*What you have to do*. From the records, return each line that has the word "JSON" in it.

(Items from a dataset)

++++++++++

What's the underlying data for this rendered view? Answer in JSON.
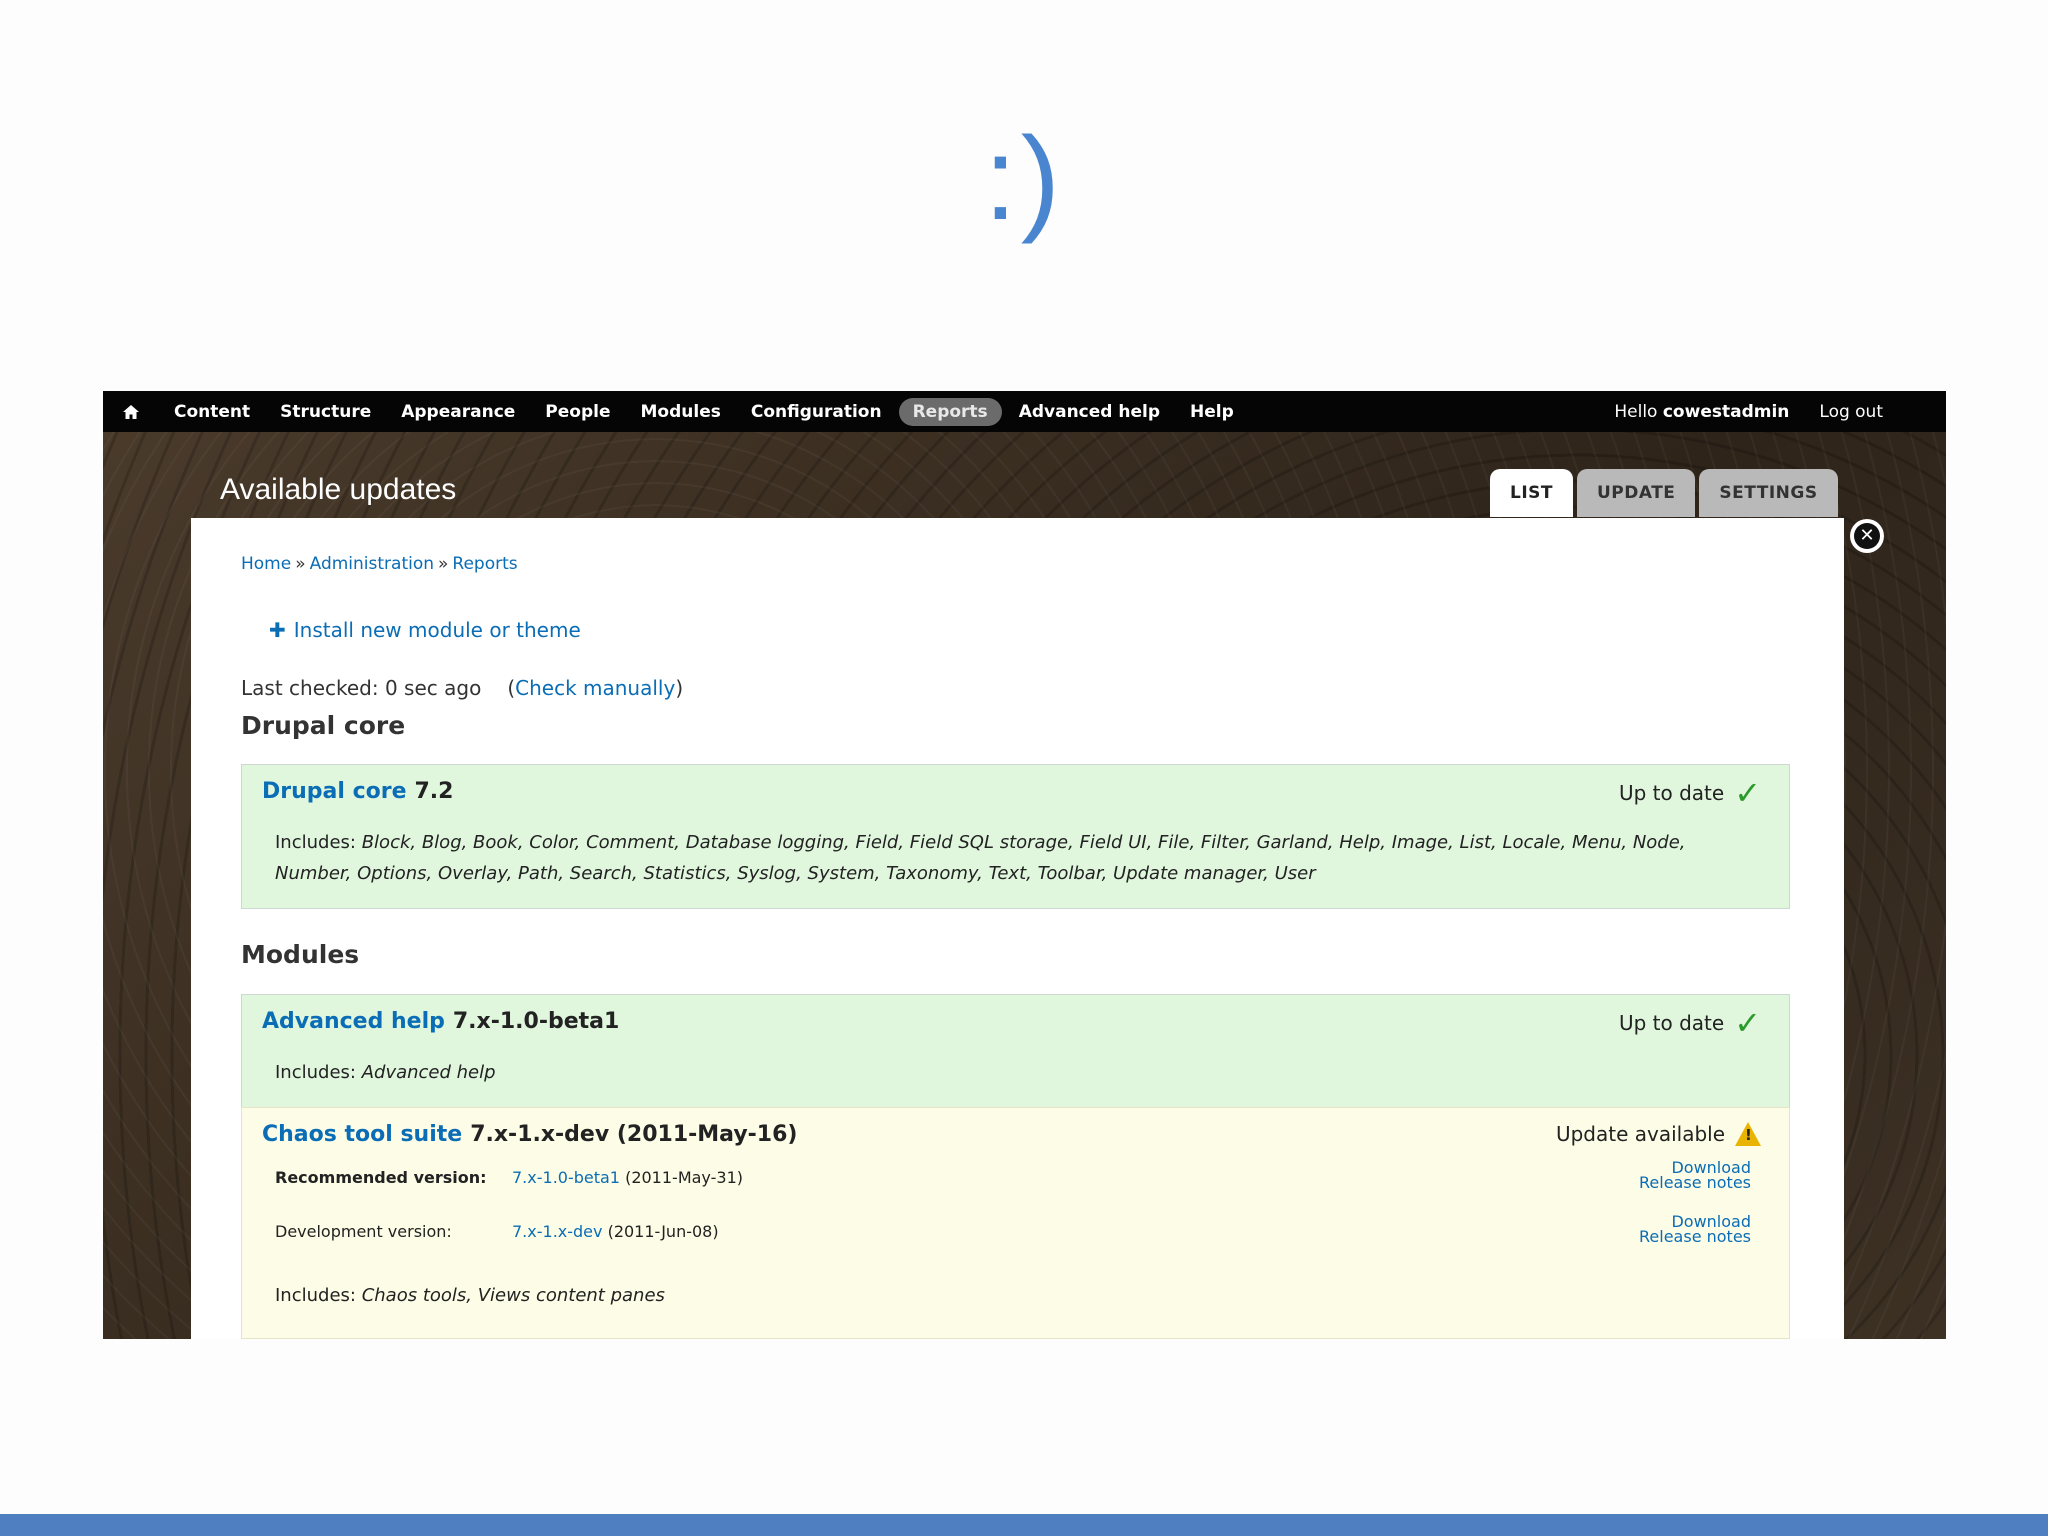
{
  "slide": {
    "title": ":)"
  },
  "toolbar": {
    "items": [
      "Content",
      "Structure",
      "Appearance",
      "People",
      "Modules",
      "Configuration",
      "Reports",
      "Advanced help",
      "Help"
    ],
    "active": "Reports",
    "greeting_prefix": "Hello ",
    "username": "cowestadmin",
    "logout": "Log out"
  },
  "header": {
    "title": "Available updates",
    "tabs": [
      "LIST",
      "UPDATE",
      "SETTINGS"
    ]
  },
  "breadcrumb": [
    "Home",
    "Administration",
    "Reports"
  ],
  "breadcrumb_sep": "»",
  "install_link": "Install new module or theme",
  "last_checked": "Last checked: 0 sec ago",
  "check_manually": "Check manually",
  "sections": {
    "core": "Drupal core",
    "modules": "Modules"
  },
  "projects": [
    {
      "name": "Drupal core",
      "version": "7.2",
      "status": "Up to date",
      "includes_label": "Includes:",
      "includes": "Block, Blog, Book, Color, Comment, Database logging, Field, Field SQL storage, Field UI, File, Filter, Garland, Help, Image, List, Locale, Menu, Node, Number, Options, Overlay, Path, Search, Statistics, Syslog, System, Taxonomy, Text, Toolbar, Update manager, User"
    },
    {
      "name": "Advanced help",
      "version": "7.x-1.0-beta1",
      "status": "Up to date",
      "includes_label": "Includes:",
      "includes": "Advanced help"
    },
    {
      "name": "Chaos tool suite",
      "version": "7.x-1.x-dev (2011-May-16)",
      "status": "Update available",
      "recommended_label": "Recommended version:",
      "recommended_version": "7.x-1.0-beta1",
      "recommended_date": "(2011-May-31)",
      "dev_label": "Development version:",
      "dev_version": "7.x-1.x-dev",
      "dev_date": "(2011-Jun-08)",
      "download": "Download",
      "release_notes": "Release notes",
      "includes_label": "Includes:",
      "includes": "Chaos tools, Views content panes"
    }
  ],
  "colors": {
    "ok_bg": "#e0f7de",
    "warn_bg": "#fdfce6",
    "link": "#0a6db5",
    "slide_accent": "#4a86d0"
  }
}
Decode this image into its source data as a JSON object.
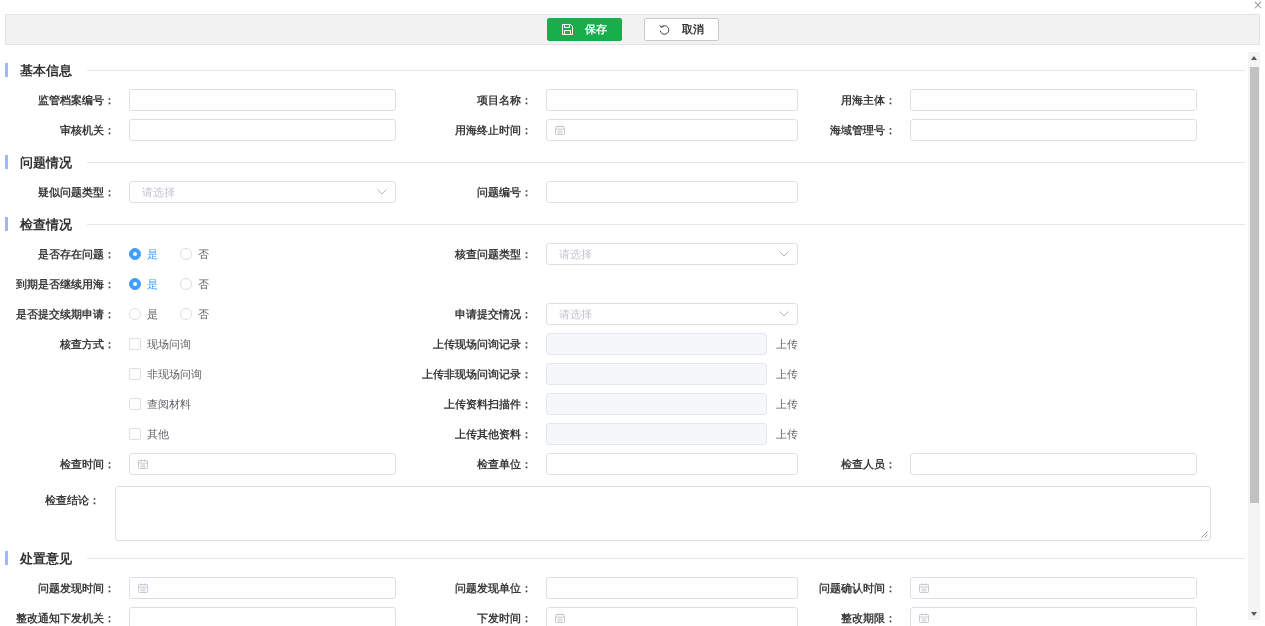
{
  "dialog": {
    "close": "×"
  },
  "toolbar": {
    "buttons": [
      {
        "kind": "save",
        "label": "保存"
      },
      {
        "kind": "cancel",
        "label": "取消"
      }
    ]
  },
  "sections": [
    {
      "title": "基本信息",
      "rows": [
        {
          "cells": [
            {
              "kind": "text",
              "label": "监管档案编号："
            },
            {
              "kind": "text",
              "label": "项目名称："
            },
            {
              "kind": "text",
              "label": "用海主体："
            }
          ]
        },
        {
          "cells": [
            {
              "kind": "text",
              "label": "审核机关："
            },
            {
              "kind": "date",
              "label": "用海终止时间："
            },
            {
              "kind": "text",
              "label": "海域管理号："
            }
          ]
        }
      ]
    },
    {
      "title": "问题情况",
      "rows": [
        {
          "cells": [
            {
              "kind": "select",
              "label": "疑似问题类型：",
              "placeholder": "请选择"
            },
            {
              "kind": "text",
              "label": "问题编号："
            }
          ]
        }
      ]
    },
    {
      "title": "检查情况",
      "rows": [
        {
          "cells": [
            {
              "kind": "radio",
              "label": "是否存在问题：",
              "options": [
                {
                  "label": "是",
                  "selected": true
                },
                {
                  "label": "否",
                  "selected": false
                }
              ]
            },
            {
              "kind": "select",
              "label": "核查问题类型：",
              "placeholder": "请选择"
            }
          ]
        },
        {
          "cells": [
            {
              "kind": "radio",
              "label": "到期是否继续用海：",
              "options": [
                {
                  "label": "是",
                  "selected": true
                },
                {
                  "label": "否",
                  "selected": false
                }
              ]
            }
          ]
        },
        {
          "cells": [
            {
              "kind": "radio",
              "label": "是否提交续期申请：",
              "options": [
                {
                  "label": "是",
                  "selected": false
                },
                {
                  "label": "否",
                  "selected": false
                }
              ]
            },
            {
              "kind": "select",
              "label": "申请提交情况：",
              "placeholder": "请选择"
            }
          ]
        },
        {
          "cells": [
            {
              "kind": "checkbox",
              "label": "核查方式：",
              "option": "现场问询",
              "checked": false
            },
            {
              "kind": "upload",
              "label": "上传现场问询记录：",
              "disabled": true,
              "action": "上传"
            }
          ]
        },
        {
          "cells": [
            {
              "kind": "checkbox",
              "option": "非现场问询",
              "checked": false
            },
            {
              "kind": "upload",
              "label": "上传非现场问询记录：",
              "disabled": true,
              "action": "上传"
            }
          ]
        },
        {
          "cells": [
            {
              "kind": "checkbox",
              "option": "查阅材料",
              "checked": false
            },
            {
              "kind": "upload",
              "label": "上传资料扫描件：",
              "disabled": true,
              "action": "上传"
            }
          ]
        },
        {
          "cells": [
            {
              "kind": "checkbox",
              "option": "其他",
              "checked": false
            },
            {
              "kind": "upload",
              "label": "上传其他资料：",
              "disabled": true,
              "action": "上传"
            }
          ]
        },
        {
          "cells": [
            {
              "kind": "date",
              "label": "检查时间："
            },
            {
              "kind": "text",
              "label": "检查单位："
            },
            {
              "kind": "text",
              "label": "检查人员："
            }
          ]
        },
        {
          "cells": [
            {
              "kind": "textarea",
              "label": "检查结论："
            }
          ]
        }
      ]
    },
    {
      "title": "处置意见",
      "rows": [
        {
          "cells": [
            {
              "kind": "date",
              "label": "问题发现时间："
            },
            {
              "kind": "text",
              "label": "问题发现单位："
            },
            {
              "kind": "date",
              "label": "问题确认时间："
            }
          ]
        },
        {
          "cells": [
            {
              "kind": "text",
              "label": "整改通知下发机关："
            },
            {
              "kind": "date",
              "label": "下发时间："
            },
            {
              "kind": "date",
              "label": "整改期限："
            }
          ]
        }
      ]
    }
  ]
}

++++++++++

*Your solution*.
What's the underlying data for this rendered view? Answer in JSON.
Decode this image into its source data as a JSON object.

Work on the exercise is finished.